Items from an interface collection:
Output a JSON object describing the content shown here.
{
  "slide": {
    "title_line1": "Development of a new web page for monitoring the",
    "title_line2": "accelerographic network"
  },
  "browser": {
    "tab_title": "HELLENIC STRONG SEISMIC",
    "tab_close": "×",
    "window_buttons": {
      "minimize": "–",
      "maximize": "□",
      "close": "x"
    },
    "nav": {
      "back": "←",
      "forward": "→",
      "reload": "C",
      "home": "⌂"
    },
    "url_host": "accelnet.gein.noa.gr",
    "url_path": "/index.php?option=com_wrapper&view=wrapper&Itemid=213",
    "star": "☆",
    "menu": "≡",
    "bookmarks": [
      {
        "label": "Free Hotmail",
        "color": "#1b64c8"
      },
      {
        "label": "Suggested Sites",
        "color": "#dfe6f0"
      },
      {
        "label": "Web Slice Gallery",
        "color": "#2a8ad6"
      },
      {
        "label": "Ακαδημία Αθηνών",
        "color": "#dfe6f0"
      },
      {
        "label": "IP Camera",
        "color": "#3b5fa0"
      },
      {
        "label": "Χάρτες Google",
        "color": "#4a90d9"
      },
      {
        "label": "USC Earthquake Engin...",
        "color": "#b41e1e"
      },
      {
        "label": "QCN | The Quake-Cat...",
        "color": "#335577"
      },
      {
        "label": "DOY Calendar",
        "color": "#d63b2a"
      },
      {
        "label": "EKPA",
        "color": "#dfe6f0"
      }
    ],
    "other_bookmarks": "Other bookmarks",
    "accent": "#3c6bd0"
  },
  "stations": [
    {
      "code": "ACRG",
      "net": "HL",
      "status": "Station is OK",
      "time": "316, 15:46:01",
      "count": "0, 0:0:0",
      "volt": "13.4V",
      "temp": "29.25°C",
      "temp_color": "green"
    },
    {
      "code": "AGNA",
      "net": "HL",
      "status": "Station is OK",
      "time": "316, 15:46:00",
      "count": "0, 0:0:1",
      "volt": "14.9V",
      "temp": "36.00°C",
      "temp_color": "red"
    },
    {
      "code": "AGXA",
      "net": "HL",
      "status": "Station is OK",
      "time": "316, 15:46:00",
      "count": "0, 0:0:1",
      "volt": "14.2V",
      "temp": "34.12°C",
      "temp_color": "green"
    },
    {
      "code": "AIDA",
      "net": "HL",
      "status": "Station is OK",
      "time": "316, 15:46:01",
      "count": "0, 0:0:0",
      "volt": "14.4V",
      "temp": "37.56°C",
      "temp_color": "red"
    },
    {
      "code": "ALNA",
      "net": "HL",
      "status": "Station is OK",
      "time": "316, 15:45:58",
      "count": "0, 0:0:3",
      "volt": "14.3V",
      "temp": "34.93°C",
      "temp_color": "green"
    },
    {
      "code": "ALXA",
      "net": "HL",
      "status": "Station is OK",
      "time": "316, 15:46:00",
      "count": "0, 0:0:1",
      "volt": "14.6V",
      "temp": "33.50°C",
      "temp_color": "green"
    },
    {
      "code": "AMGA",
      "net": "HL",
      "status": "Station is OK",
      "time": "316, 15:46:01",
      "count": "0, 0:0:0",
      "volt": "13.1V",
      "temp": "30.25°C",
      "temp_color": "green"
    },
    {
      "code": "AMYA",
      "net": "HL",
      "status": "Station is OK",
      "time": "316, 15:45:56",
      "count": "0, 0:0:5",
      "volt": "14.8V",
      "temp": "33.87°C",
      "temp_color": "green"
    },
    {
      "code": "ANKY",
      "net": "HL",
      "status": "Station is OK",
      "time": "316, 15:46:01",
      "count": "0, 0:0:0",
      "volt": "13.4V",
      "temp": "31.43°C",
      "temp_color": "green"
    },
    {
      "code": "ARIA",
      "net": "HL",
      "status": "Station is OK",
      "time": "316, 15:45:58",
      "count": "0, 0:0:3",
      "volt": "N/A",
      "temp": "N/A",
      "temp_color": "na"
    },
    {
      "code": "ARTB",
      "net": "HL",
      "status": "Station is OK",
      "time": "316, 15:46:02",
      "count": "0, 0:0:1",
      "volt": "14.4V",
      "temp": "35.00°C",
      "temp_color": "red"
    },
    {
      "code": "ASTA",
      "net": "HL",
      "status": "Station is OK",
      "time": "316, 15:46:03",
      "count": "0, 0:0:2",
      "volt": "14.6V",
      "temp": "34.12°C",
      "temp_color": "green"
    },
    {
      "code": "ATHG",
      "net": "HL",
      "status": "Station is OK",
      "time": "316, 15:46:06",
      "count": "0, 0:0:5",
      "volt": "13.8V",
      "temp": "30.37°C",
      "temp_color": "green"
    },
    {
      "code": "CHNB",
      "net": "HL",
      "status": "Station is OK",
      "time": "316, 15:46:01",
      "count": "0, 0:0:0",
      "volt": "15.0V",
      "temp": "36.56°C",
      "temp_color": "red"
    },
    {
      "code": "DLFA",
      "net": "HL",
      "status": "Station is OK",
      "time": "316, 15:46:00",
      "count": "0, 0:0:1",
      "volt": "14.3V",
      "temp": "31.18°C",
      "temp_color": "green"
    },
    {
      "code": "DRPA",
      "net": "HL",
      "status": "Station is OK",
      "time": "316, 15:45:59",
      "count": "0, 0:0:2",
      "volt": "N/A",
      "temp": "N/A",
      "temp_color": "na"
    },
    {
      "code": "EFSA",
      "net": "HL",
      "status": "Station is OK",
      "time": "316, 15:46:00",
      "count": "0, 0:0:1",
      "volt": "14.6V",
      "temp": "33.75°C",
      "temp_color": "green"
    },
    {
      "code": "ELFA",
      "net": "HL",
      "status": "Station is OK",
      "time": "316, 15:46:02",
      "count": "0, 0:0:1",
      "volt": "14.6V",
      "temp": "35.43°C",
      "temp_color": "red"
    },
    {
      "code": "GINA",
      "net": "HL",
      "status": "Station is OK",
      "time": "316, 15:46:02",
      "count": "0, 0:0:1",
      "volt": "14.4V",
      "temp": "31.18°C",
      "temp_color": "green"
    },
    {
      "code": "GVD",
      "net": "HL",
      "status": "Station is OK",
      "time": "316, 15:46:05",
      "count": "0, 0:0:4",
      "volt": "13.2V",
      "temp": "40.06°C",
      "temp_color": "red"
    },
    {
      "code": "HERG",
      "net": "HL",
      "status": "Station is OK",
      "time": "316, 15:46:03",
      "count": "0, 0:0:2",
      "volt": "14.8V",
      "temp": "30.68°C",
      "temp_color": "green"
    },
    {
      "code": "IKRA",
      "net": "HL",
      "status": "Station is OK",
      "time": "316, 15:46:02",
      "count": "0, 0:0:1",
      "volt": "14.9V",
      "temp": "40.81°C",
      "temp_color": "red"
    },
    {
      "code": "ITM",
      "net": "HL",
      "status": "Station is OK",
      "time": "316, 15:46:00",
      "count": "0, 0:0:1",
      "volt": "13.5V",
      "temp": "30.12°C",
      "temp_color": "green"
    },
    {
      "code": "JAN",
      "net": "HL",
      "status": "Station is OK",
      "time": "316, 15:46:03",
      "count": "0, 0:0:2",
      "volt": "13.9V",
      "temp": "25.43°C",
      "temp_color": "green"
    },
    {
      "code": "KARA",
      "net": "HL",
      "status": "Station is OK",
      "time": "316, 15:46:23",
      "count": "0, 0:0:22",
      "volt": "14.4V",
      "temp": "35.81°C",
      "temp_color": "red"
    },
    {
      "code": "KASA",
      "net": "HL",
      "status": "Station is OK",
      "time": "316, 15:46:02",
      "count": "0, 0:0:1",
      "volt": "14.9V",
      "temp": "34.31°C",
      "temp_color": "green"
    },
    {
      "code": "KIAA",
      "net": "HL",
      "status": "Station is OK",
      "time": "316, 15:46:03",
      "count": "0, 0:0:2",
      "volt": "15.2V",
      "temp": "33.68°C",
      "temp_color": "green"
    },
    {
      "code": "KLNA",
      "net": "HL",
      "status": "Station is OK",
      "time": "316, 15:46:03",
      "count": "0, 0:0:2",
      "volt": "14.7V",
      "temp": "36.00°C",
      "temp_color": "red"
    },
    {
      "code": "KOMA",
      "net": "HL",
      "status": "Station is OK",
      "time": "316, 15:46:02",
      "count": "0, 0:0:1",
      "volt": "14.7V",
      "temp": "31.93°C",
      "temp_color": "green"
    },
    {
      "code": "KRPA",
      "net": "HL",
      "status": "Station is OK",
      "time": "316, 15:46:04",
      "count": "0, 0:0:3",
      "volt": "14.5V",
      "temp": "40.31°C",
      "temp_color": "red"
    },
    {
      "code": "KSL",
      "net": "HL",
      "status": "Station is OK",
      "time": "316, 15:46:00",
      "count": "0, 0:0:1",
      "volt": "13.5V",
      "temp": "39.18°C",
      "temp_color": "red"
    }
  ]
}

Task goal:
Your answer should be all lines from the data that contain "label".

Result of this exercise:
        "label": "Free Hotmail",
        "label": "Suggested Sites",
        "label": "Web Slice Gallery",
        "label": "Ακαδημία Αθηνών",
        "label": "IP Camera",
        "label": "Χάρτες Google",
        "label": "USC Earthquake Engin...",
        "label": "QCN | The Quake-Cat...",
        "label": "DOY Calendar",
        "label": "EKPA",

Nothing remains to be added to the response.